Records for this exercise ->
----

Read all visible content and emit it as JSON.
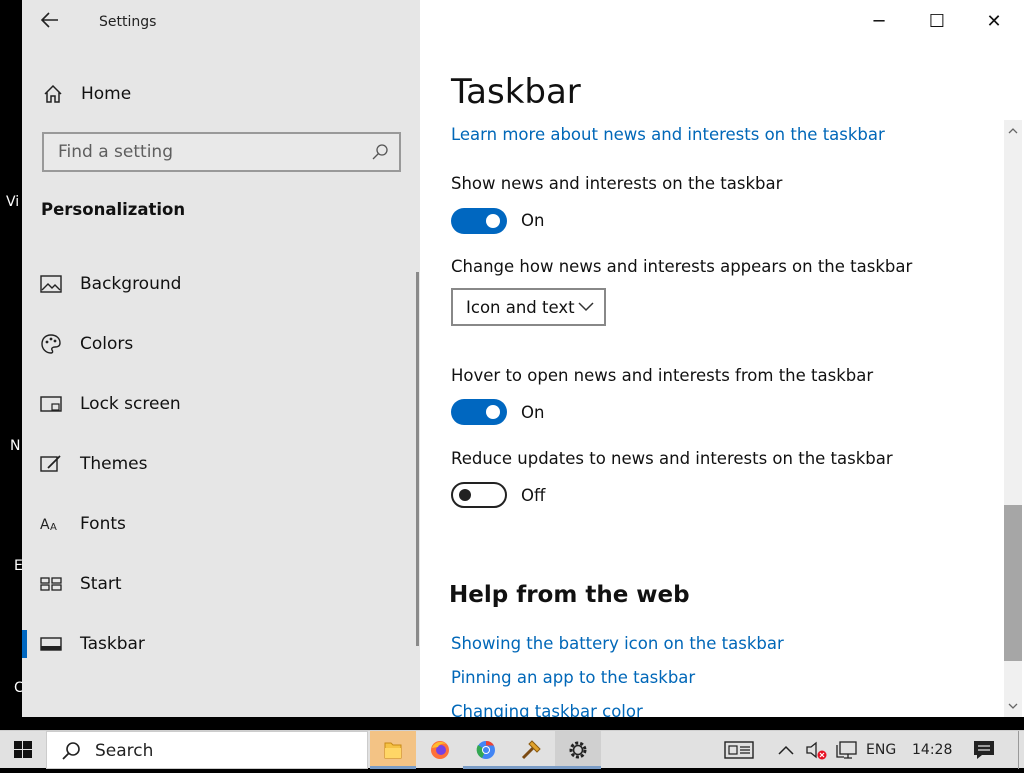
{
  "desktop": {
    "fragments": [
      "Vi",
      "N",
      "E",
      "C"
    ]
  },
  "window": {
    "title": "Settings",
    "controls": {
      "minimize": "─",
      "maximize": "☐",
      "close": "✕"
    }
  },
  "nav": {
    "home_label": "Home",
    "search_placeholder": "Find a setting",
    "section_title": "Personalization",
    "items": [
      {
        "label": "Background",
        "icon": "picture-icon",
        "selected": false
      },
      {
        "label": "Colors",
        "icon": "palette-icon",
        "selected": false
      },
      {
        "label": "Lock screen",
        "icon": "lock-screen-icon",
        "selected": false
      },
      {
        "label": "Themes",
        "icon": "themes-icon",
        "selected": false
      },
      {
        "label": "Fonts",
        "icon": "fonts-icon",
        "selected": false
      },
      {
        "label": "Start",
        "icon": "start-icon",
        "selected": false
      },
      {
        "label": "Taskbar",
        "icon": "taskbar-icon",
        "selected": true
      }
    ]
  },
  "content": {
    "page_title": "Taskbar",
    "learn_more_link": "Learn more about news and interests on the taskbar",
    "show_news": {
      "label": "Show news and interests on the taskbar",
      "state": "On"
    },
    "change_appearance": {
      "label": "Change how news and interests appears on the taskbar",
      "value": "Icon and text"
    },
    "hover_open": {
      "label": "Hover to open news and interests from the taskbar",
      "state": "On"
    },
    "reduce_updates": {
      "label": "Reduce updates to news and interests on the taskbar",
      "state": "Off"
    },
    "help_title": "Help from the web",
    "help_links": [
      "Showing the battery icon on the taskbar",
      "Pinning an app to the taskbar",
      "Changing taskbar color"
    ]
  },
  "taskbar": {
    "search_label": "Search",
    "apps": [
      "file-explorer-icon",
      "firefox-icon",
      "chrome-icon",
      "tool-app-icon",
      "settings-gear-icon"
    ],
    "language": "ENG",
    "time": "14:28"
  },
  "colors": {
    "accent": "#0067c0",
    "link": "#0067b8",
    "nav_bg": "#e6e6e6"
  }
}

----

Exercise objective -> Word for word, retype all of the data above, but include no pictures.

Output for this exercise ->
Read all visible content and emit it as JSON.
{
  "desktop": {
    "fragments": [
      "Vi",
      "N",
      "E",
      "C"
    ]
  },
  "window": {
    "title": "Settings",
    "controls": {
      "minimize": "─",
      "maximize": "☐",
      "close": "✕"
    }
  },
  "nav": {
    "home_label": "Home",
    "search_placeholder": "Find a setting",
    "section_title": "Personalization",
    "items": [
      {
        "label": "Background",
        "icon": "picture-icon",
        "selected": false
      },
      {
        "label": "Colors",
        "icon": "palette-icon",
        "selected": false
      },
      {
        "label": "Lock screen",
        "icon": "lock-screen-icon",
        "selected": false
      },
      {
        "label": "Themes",
        "icon": "themes-icon",
        "selected": false
      },
      {
        "label": "Fonts",
        "icon": "fonts-icon",
        "selected": false
      },
      {
        "label": "Start",
        "icon": "start-icon",
        "selected": false
      },
      {
        "label": "Taskbar",
        "icon": "taskbar-icon",
        "selected": true
      }
    ]
  },
  "content": {
    "page_title": "Taskbar",
    "learn_more_link": "Learn more about news and interests on the taskbar",
    "show_news": {
      "label": "Show news and interests on the taskbar",
      "state": "On"
    },
    "change_appearance": {
      "label": "Change how news and interests appears on the taskbar",
      "value": "Icon and text"
    },
    "hover_open": {
      "label": "Hover to open news and interests from the taskbar",
      "state": "On"
    },
    "reduce_updates": {
      "label": "Reduce updates to news and interests on the taskbar",
      "state": "Off"
    },
    "help_title": "Help from the web",
    "help_links": [
      "Showing the battery icon on the taskbar",
      "Pinning an app to the taskbar",
      "Changing taskbar color"
    ]
  },
  "taskbar": {
    "search_label": "Search",
    "apps": [
      "file-explorer-icon",
      "firefox-icon",
      "chrome-icon",
      "tool-app-icon",
      "settings-gear-icon"
    ],
    "language": "ENG",
    "time": "14:28"
  },
  "colors": {
    "accent": "#0067c0",
    "link": "#0067b8",
    "nav_bg": "#e6e6e6"
  }
}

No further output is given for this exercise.